TASK ITEM -> Among the entries, how many lines carry the string "header"? Give the number and nothing else.

DATA LISTING ->

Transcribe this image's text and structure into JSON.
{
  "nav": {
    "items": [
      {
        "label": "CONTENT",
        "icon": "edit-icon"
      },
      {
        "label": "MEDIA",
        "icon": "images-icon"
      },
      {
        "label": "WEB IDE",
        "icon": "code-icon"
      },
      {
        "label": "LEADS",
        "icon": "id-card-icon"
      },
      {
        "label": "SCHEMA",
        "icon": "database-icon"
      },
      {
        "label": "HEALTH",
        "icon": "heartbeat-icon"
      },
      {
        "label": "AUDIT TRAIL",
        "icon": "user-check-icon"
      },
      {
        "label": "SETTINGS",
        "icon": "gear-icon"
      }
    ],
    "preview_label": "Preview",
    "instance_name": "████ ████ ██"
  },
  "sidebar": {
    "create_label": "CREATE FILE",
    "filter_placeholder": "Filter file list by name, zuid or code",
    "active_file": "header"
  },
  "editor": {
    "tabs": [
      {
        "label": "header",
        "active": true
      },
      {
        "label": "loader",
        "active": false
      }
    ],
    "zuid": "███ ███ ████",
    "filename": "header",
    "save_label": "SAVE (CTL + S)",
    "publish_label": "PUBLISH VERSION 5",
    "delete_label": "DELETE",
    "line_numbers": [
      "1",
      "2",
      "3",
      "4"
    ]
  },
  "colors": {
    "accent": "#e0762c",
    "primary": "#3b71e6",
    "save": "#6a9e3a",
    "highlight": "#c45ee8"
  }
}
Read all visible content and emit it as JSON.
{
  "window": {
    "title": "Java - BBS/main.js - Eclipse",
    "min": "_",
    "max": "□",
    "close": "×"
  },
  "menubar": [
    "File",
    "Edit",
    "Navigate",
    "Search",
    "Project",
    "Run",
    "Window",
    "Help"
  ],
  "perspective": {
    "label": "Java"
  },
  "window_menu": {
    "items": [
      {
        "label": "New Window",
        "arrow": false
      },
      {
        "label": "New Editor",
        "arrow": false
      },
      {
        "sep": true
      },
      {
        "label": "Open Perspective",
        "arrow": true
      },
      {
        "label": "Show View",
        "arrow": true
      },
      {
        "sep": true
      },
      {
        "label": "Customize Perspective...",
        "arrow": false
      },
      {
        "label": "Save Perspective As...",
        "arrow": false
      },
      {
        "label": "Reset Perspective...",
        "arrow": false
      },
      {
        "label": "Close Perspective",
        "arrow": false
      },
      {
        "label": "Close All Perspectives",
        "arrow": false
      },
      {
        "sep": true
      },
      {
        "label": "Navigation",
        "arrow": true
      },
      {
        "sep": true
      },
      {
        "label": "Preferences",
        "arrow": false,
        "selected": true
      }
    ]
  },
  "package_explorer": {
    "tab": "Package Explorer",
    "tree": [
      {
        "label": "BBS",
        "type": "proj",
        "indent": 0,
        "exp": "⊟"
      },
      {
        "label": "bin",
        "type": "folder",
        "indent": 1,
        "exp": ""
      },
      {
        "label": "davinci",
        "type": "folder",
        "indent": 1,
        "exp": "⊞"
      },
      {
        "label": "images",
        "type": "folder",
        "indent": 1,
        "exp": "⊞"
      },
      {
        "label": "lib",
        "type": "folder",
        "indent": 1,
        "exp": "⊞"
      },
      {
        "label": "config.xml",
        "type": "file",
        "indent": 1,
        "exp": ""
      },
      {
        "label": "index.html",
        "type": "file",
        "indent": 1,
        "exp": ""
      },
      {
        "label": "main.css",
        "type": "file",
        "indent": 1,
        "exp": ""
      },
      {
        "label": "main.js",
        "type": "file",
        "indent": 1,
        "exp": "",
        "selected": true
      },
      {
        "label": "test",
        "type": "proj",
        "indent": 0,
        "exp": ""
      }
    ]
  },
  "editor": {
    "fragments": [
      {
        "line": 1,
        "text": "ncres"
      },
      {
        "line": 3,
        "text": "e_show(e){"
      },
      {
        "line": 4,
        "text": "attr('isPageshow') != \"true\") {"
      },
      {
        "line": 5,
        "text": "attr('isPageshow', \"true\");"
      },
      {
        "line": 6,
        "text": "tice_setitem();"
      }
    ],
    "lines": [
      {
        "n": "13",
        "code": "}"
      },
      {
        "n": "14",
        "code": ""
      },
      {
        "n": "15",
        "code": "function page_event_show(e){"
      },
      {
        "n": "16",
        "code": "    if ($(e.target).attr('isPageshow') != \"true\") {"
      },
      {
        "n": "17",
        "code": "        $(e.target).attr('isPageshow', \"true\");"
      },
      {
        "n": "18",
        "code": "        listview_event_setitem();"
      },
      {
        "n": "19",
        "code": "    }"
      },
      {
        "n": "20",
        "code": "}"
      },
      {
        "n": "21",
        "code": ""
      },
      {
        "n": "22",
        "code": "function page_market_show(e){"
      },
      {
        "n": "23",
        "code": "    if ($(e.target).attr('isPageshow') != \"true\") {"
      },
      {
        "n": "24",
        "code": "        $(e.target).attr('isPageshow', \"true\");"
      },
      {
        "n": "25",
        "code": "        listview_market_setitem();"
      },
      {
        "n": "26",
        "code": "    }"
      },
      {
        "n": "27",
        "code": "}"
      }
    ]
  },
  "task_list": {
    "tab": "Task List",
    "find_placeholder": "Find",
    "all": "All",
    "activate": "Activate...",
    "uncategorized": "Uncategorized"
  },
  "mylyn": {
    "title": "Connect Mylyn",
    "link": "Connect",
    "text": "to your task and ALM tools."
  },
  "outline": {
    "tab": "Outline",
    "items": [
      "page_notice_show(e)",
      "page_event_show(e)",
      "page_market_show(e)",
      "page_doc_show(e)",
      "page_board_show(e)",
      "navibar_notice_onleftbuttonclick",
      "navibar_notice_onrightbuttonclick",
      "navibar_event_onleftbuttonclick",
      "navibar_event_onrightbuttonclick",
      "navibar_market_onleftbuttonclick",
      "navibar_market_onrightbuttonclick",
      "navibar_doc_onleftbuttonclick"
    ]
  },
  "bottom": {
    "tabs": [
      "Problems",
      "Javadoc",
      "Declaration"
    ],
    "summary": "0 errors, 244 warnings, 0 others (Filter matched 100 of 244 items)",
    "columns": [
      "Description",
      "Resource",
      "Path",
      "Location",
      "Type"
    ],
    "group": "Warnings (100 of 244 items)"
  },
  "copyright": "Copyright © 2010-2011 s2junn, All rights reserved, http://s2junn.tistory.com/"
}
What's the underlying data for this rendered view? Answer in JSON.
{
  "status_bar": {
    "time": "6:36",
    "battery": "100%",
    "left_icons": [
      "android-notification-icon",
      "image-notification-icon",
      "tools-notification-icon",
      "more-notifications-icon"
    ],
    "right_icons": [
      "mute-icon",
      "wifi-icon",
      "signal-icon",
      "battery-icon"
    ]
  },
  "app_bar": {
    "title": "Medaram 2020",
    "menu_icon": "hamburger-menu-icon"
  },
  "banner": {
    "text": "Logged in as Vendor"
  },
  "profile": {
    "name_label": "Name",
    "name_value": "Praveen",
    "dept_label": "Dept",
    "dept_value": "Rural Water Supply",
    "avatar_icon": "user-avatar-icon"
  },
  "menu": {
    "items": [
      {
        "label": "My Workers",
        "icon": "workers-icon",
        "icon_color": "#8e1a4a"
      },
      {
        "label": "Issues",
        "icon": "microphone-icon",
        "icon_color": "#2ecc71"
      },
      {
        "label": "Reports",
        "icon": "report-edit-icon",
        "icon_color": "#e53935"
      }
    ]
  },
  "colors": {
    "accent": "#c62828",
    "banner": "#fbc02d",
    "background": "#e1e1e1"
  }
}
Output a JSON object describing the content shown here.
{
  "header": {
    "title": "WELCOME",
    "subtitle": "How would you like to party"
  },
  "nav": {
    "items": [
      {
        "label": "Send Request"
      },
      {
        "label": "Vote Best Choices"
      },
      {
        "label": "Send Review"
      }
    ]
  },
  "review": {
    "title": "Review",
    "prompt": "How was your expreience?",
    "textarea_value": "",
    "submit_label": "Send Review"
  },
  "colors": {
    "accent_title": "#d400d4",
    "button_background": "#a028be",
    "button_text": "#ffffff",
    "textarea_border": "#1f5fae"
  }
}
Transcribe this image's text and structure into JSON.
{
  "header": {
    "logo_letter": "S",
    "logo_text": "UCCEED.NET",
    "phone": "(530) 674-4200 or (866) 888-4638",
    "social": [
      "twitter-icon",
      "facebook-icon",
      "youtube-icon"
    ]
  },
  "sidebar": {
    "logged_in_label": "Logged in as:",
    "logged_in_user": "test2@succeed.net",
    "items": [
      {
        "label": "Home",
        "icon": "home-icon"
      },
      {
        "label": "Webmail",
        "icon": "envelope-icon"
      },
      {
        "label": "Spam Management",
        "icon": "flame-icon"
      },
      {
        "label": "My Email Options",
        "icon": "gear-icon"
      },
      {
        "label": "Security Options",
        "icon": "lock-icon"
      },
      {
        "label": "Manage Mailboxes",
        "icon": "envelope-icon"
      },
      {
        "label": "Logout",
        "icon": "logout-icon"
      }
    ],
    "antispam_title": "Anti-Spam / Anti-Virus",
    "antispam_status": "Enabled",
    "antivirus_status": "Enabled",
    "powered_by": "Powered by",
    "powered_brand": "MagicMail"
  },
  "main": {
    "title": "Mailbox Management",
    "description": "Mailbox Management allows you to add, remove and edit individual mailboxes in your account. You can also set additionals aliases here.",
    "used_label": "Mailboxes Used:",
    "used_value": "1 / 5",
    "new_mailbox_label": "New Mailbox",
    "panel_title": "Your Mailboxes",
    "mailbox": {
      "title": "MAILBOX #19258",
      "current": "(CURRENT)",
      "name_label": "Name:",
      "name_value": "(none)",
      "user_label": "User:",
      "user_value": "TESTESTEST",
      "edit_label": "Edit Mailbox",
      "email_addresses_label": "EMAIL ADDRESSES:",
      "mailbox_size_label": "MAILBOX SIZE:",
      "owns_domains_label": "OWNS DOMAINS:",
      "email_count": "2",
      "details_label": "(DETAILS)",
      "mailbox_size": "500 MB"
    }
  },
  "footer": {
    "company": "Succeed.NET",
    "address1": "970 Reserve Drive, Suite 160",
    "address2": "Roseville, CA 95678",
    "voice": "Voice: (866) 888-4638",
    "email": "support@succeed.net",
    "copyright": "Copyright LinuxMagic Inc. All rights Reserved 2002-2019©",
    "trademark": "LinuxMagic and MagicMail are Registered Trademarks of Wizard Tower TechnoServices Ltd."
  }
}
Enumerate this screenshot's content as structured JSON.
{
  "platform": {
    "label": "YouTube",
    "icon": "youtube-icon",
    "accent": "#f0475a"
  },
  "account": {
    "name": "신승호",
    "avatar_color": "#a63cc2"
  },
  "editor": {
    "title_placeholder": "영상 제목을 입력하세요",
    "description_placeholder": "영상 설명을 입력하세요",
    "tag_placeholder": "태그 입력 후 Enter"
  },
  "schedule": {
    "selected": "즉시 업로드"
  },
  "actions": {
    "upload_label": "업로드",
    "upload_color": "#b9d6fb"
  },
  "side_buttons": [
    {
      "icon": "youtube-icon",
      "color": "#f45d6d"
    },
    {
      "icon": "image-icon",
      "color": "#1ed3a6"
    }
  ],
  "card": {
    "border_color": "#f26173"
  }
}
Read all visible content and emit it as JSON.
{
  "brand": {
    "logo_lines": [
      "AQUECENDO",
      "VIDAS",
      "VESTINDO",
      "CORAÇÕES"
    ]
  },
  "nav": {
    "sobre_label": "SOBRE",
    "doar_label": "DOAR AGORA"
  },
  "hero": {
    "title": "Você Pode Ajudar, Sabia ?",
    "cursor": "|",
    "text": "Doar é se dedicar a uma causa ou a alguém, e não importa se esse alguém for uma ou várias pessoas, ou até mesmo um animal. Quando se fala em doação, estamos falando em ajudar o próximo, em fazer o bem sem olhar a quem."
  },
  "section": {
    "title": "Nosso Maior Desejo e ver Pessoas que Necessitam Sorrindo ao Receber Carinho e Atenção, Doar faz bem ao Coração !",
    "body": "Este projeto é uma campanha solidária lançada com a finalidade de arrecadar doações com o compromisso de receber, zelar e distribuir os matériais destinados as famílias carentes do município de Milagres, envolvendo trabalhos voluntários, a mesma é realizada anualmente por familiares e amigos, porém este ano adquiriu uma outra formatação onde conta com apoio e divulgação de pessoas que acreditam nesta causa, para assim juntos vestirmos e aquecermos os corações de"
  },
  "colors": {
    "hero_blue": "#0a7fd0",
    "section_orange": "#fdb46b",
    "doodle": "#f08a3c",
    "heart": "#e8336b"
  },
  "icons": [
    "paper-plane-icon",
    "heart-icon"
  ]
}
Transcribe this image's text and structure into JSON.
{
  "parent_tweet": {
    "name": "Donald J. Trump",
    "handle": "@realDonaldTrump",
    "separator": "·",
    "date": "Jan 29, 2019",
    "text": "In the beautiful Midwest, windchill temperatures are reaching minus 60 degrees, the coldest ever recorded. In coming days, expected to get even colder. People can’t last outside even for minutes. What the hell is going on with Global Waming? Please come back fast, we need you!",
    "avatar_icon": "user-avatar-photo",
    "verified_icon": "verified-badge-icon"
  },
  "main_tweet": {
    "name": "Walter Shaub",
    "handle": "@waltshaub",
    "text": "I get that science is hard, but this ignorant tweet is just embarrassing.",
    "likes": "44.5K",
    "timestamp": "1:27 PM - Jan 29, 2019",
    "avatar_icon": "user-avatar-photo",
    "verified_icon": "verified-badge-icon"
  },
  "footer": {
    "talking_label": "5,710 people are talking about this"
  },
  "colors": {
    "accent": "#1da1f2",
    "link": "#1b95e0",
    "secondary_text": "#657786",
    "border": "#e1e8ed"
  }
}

RESPONSE BOX -> 5